Becky’s family has a 160-acre farm down near Viburnum, in Iron County, and every now and then, they get together and visit it. Today we did just that.
No one has lived there for fifty years I’d guess, but still standing is the old Sears and Roebuck house. It shows its age, and is home to critters of various sizes, and sports graffiti from the visitors — family and others — who have happened upon the house over the years. The first time I visited the farm, perhaps three years ago, most of the graffiti on the walls, detailing the visits of Becky’s family, was still visible. Now, much of it is either faded, or lost to deteriorating walls. Still there on the walls, though, are references to her dad, “Dead Eye” Glen.
What surprised the most about this visit was how much everything had grown up. Fields and pastures that were easy to cross last time were nearly impassible without a weedeater and hatchet. It’s almost as though the forest and land are trying to reclaim the farm, and preserve bits and pieces tight within the grip of the plants and trees grown around.

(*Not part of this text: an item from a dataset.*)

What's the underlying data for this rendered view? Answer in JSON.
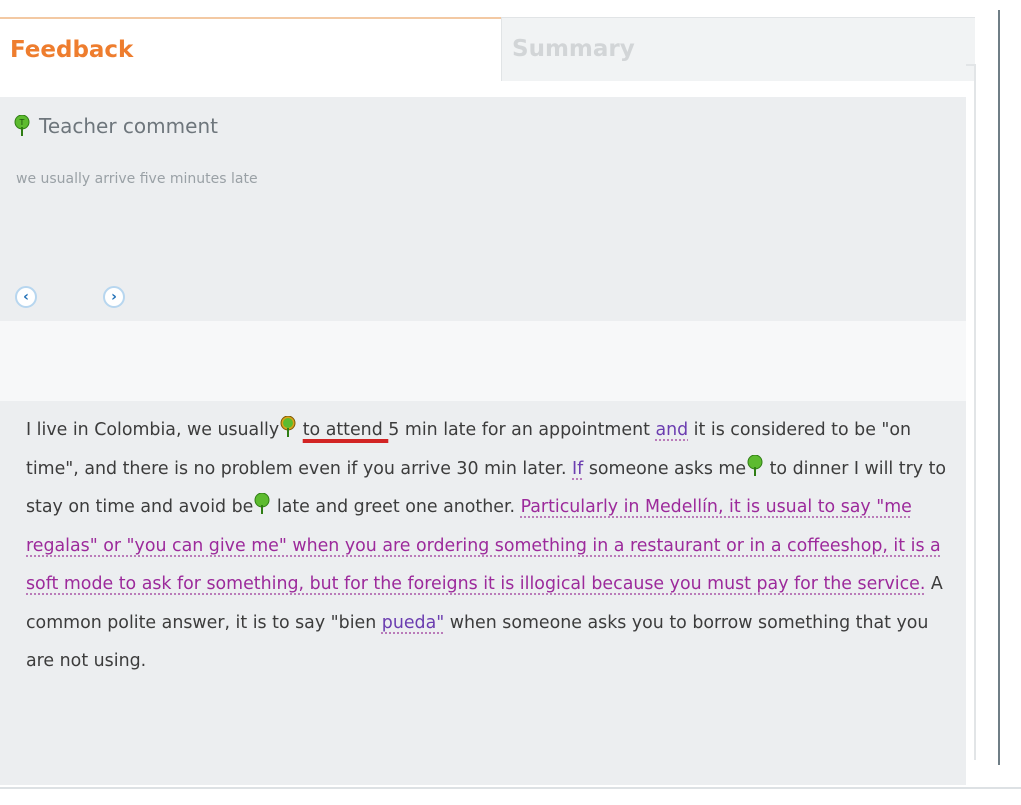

We visited the creek that runs through and around the farm, and had a good time playing in the cool water, or on its banks. There was the occassional splash through the water — Hailey enjoyed playing in the water so much! — and the not-so-occassional tromp through the muck to reach the pond at one end of the creek. Aside from being grown over and up, it was essentially as I remembered it.